# ldapsearch -s base "objectclass=*" supportedControl supportedControl=2.16.840.1.113722.214.171.124 supportedControl=2.16.840.1.1137126.96.36.199 supportedControl=2.16.840.1.1137188.8.131.52 supportedControl=2.16.840.1.1137184.108.40.206 supportedControl=1.2.840.1135220.127.116.113 ------> Server Side Sort Control supportedControl=2.16.840.1.113718.104.22.168 ------> VLV Control supportedControl=2.16.840.1.113722.214.171.124 supportedControl=2.16.840.1.1137126.96.36.199 supportedControl=2.16.840.1.1137188.8.131.52 supportedControl=2.16.840.1.1137184.108.40.206 supportedControl=220.127.116.11.18.104.22.168.22.214.171.124 supportedControl=126.96.36.199.188.8.131.52.184.108.40.206 supportedControl=2.16.840.1.1137220.127.116.11 supportedControl=18.104.22.168.4.1.1466.29539.12 supportedControl=2.16.840.1.113722.214.171.124 supportedControl=2.16.840.1.1137126.96.36.199 supportedControl=2.16.840.1.1137188.8.131.52
The Sun Java System Directory Server does support both controls. Nevertheless, the VLV control is by default only available to authenticated users:
ldapsearch -D "cn=Directory Manager" -b \ "oid=2.16.840.1.1137184.108.40.206,cn=features,cn=config" \ "objectclass=*" aci oid=2.16.840.1.1137220.127.116.11,cn=features,cn=config \ aci=(targetattr != "aci")(version 3.0; acl "VLV Request Control"; \ allow( read, search, compare, proxy ) userdn = "ldap:///all";)
To allow anonymous access to the VLV control, add the corresponding ACI:
#ldapmodify -D "cn=Directory Manager" \ dn: oid=2.16.840.1.113718.104.22.168,cn=features,cn=config \ changetype: modify add: aci aci: (targetattr !="aci")\ (version 3.0; acl "VLV Request Control"; allow (compare,read,search) \ userdn = "ldap:///anyone"; )
To improve the performance of searches requiring VLV plus Sort, create a Browsing Index in the Directory Server (as described in “Managing Browsing Indexing” in the Sun Java System Directory Server 5 2005Q1 Administration Guide). Each Browsing Index is specific to one base DN, search filter, scope, and sorting attribute. The VLV settings can be tuned on the client side using the deployment configuration tool.
In that particular case, a Browsing Index needs to be created for a base dn equal to dc=red,dc=iplanet,dc=com, a filter equal to (&(mail=*)(cn=*)), using a sort on the cn attribute. The Browsing Index information is added into the configuration containing the base dn (in this case userRoot):

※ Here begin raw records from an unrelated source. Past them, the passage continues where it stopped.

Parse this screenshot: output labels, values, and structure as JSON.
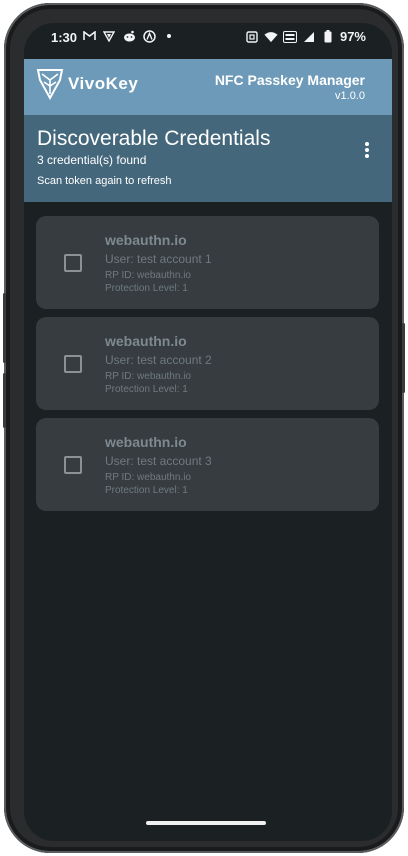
{
  "status_bar": {
    "time": "1:30",
    "left_icons": [
      "gmail-icon",
      "vpn-icon",
      "reddit-icon",
      "circle-a-icon",
      "dot-icon"
    ],
    "right_icons": [
      "nfc-icon",
      "wifi-icon",
      "vowifi-icon",
      "signal-icon",
      "battery-icon"
    ],
    "battery": "97%"
  },
  "app_bar": {
    "logo_text": "VivoKey",
    "title": "NFC Passkey Manager",
    "version": "v1.0.0",
    "color": "#6e9ab9"
  },
  "header": {
    "title": "Discoverable Credentials",
    "count": "3 credential(s) found",
    "hint": "Scan token again to refresh",
    "color": "#45677c"
  },
  "credentials": [
    {
      "rp": "webauthn.io",
      "user": "User: test account 1",
      "rp_id": "RP ID: webauthn.io",
      "protection": "Protection Level: 1"
    },
    {
      "rp": "webauthn.io",
      "user": "User: test account 2",
      "rp_id": "RP ID: webauthn.io",
      "protection": "Protection Level: 1"
    },
    {
      "rp": "webauthn.io",
      "user": "User: test account 3",
      "rp_id": "RP ID: webauthn.io",
      "protection": "Protection Level: 1"
    }
  ]
}
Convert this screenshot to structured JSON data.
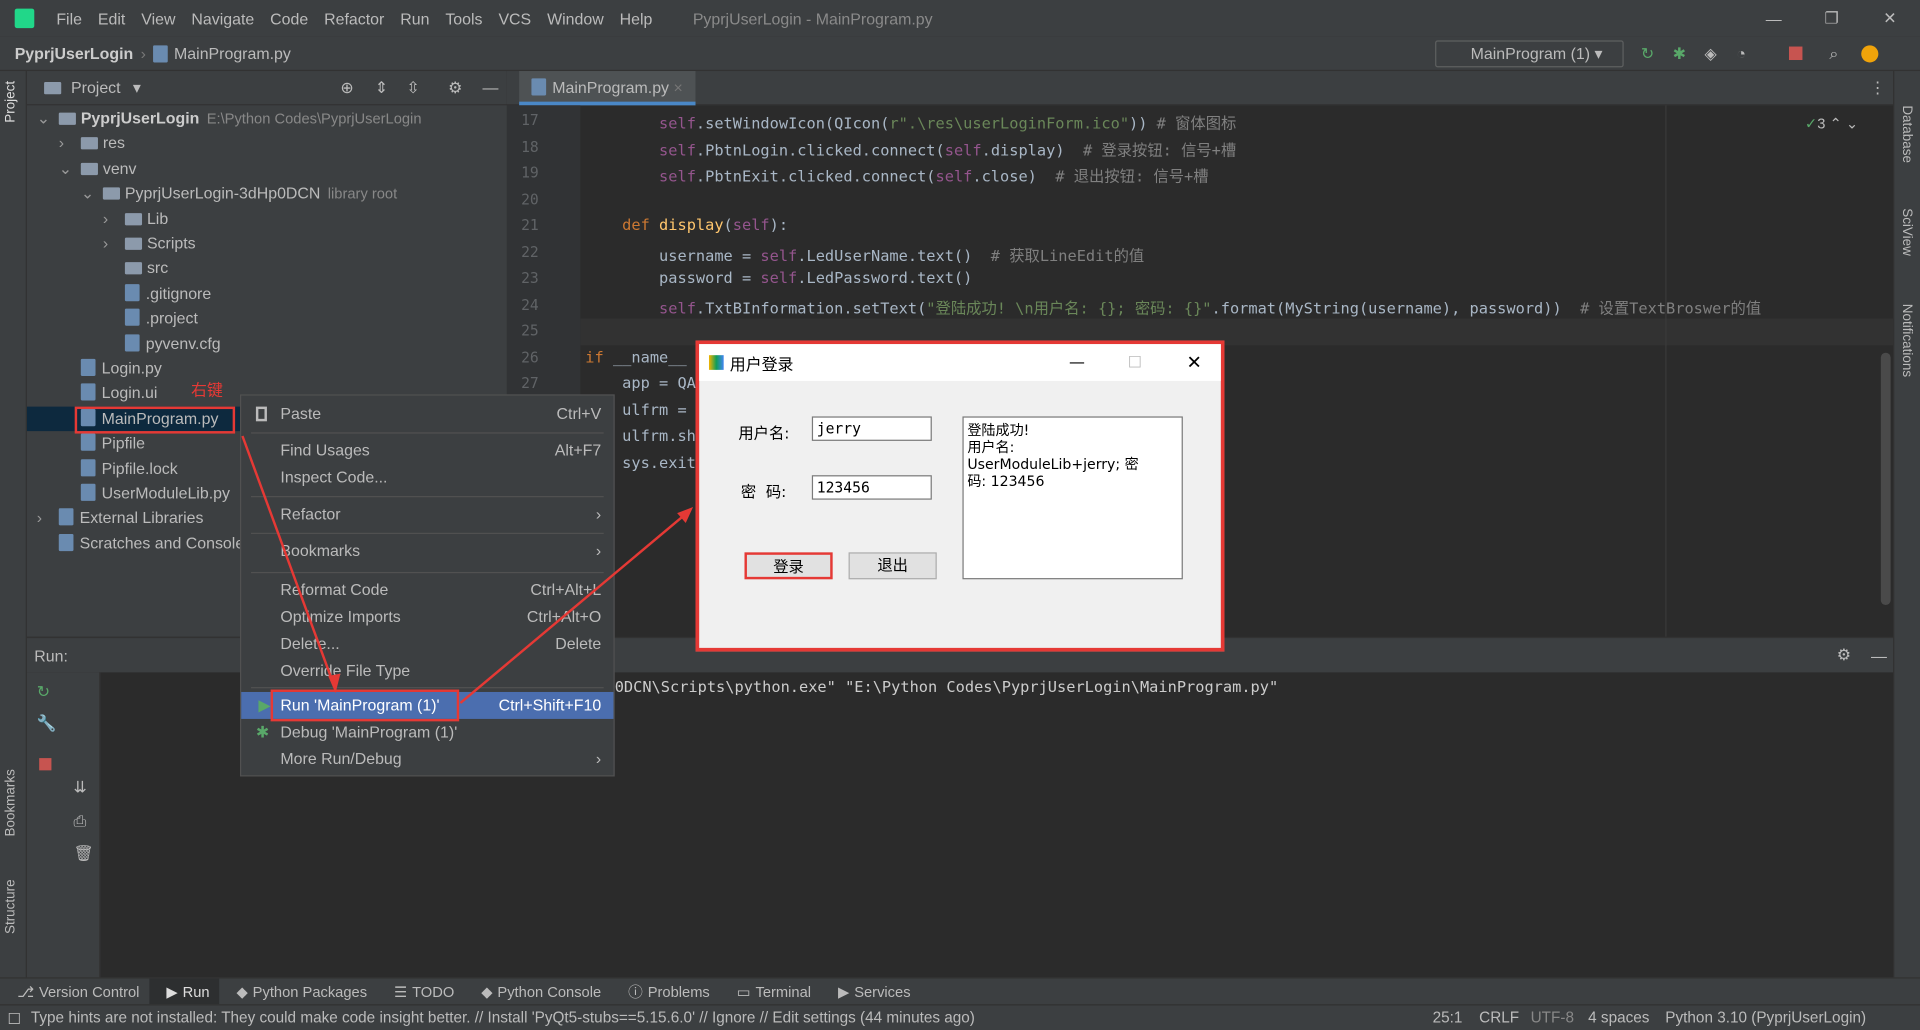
{
  "menubar": {
    "items": [
      "File",
      "Edit",
      "View",
      "Navigate",
      "Code",
      "Refactor",
      "Run",
      "Tools",
      "VCS",
      "Window",
      "Help"
    ],
    "title": "PyprjUserLogin - MainProgram.py"
  },
  "navbar": {
    "project": "PyprjUserLogin",
    "file": "MainProgram.py",
    "run_config": "MainProgram (1)"
  },
  "project_panel": {
    "title": "Project",
    "tree": [
      {
        "label": "PyprjUserLogin",
        "extra": "E:\\Python Codes\\PyprjUserLogin",
        "type": "folder",
        "depth": 0,
        "arrow": "v"
      },
      {
        "label": "res",
        "type": "folder",
        "depth": 1,
        "arrow": ">"
      },
      {
        "label": "venv",
        "type": "folder",
        "depth": 1,
        "arrow": "v"
      },
      {
        "label": "PyprjUserLogin-3dHp0DCN",
        "extra": "library root",
        "type": "folder",
        "depth": 2,
        "arrow": "v"
      },
      {
        "label": "Lib",
        "type": "folder",
        "depth": 3,
        "arrow": ">"
      },
      {
        "label": "Scripts",
        "type": "folder",
        "depth": 3,
        "arrow": ">"
      },
      {
        "label": "src",
        "type": "folder",
        "depth": 3,
        "arrow": ""
      },
      {
        "label": ".gitignore",
        "type": "file",
        "depth": 3,
        "arrow": ""
      },
      {
        "label": ".project",
        "type": "file",
        "depth": 3,
        "arrow": ""
      },
      {
        "label": "pyvenv.cfg",
        "type": "file",
        "depth": 3,
        "arrow": ""
      },
      {
        "label": "Login.py",
        "type": "file",
        "depth": 1,
        "arrow": ""
      },
      {
        "label": "Login.ui",
        "type": "file",
        "depth": 1,
        "arrow": ""
      },
      {
        "label": "MainProgram.py",
        "type": "file",
        "depth": 1,
        "arrow": "",
        "selected": true
      },
      {
        "label": "Pipfile",
        "type": "file",
        "depth": 1,
        "arrow": ""
      },
      {
        "label": "Pipfile.lock",
        "type": "file",
        "depth": 1,
        "arrow": ""
      },
      {
        "label": "UserModuleLib.py",
        "type": "file",
        "depth": 1,
        "arrow": ""
      },
      {
        "label": "External Libraries",
        "type": "lib",
        "depth": 0,
        "arrow": ">"
      },
      {
        "label": "Scratches and Consoles",
        "type": "lib",
        "depth": 0,
        "arrow": ""
      }
    ]
  },
  "annotation": "右键",
  "editor": {
    "tab": "MainProgram.py",
    "inspection_count": "3",
    "lines": [
      {
        "n": "17",
        "html": "        <span class='sf'>self</span>.setWindowIcon(QIcon(<span class='st'>r\".\\res\\userLoginForm.ico\"</span>)) <span class='cm'># 窗体图标</span>"
      },
      {
        "n": "18",
        "html": "        <span class='sf'>self</span>.PbtnLogin.clicked.connect(<span class='sf'>self</span>.display)  <span class='cm'># 登录按钮: 信号+槽</span>"
      },
      {
        "n": "19",
        "html": "        <span class='sf'>self</span>.PbtnExit.clicked.connect(<span class='sf'>self</span>.close)  <span class='cm'># 退出按钮: 信号+槽</span>"
      },
      {
        "n": "20",
        "html": ""
      },
      {
        "n": "21",
        "html": "    <span class='kw'>def</span> <span class='fn'>display</span>(<span class='sf'>self</span>):"
      },
      {
        "n": "22",
        "html": "        username = <span class='sf'>self</span>.LedUserName.text()  <span class='cm'># 获取LineEdit的值</span>"
      },
      {
        "n": "23",
        "html": "        password = <span class='sf'>self</span>.LedPassword.text()"
      },
      {
        "n": "24",
        "html": "        <span class='sf'>self</span>.TxtBInformation.setText(<span class='st'>\"登陆成功! \\n用户名: {}; 密码: {}\"</span>.format(MyString(username), password))  <span class='cm'># 设置TextBroswer的值</span>"
      },
      {
        "n": "25",
        "html": ""
      },
      {
        "n": "26",
        "html": "<span class='kw'>if</span> __name__"
      },
      {
        "n": "27",
        "html": "    app = QA"
      },
      {
        "n": "",
        "html": "    ulfrm = "
      },
      {
        "n": "",
        "html": "    ulfrm.sh"
      },
      {
        "n": "",
        "html": "    sys.exit"
      }
    ]
  },
  "context_menu": {
    "items": [
      {
        "label": "Paste",
        "shortcut": "Ctrl+V"
      },
      {
        "label": "Find Usages",
        "shortcut": "Alt+F7"
      },
      {
        "label": "Inspect Code...",
        "shortcut": ""
      },
      {
        "label": "Refactor",
        "shortcut": "›"
      },
      {
        "label": "Bookmarks",
        "shortcut": "›"
      },
      {
        "label": "Reformat Code",
        "shortcut": "Ctrl+Alt+L"
      },
      {
        "label": "Optimize Imports",
        "shortcut": "Ctrl+Alt+O"
      },
      {
        "label": "Delete...",
        "shortcut": "Delete"
      },
      {
        "label": "Override File Type",
        "shortcut": ""
      },
      {
        "label": "Run 'MainProgram (1)'",
        "shortcut": "Ctrl+Shift+F10"
      },
      {
        "label": "Debug 'MainProgram (1)'",
        "shortcut": ""
      },
      {
        "label": "More Run/Debug",
        "shortcut": "›"
      }
    ]
  },
  "run_panel": {
    "label": "Run:",
    "output": "0DCN\\Scripts\\python.exe\" \"E:\\Python Codes\\PyprjUserLogin\\MainProgram.py\""
  },
  "dialog": {
    "title": "用户登录",
    "username_label": "用户名:",
    "username_value": "jerry",
    "password_label": "密  码:",
    "password_value": "123456",
    "login_button": "登录",
    "exit_button": "退出",
    "info_text": "登陆成功!\n用户名:\nUserModuleLib+jerry; 密\n码: 123456"
  },
  "bottom_tabs": [
    "Version Control",
    "Run",
    "Python Packages",
    "TODO",
    "Python Console",
    "Problems",
    "Terminal",
    "Services"
  ],
  "side_tabs": {
    "left": [
      "Project",
      "Bookmarks",
      "Structure"
    ],
    "right": [
      "Database",
      "SciView",
      "Notifications"
    ]
  },
  "status": {
    "message": "Type hints are not installed: They could make code insight better. // Install 'PyQt5-stubs==5.15.6.0' // Ignore // Edit settings (44 minutes ago)",
    "position": "25:1",
    "line_sep": "CRLF",
    "encoding": "UTF-8",
    "indent": "4 spaces",
    "interpreter": "Python 3.10 (PyprjUserLogin)"
  },
  "colors": {
    "accent": "#4b6eaf",
    "highlight_box": "#e53935",
    "bg": "#2b2b2b",
    "panel": "#3c3f41"
  }
}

#ldapmodify -D "cn=Directory Manager" dn: cn=Browsing red.sesta.com,cn=userRoot, cn=ldbm database,cn=plugins,cn=config changetype: add objectClass: top objectClass: vlvSearch cn: Browsing red.sesta.com vlvbase: dc=red,dc=sesta,dc=com vlvscope: 2 vlvfilter: (&(mail=*)(cn=*)) aci: (targetattr="*") (version 3.0; acl "VLV for Anonymous"; allow (read,search,compare) userdn="ldap:///anyone";) dn: cn=Sort by cn, cn=Browsing red.sesta.com,cn=userRoot, cn=ldbm database,cn=plugins,cn=config changetype: add objectClass: top objectClass: vlvIndex cn: Sort by cn vlvSort: cn
Next run the vlvindex command located under serverroot/slapd-instance:
# ./vlvindex -n userRoot -T "Sort by cn"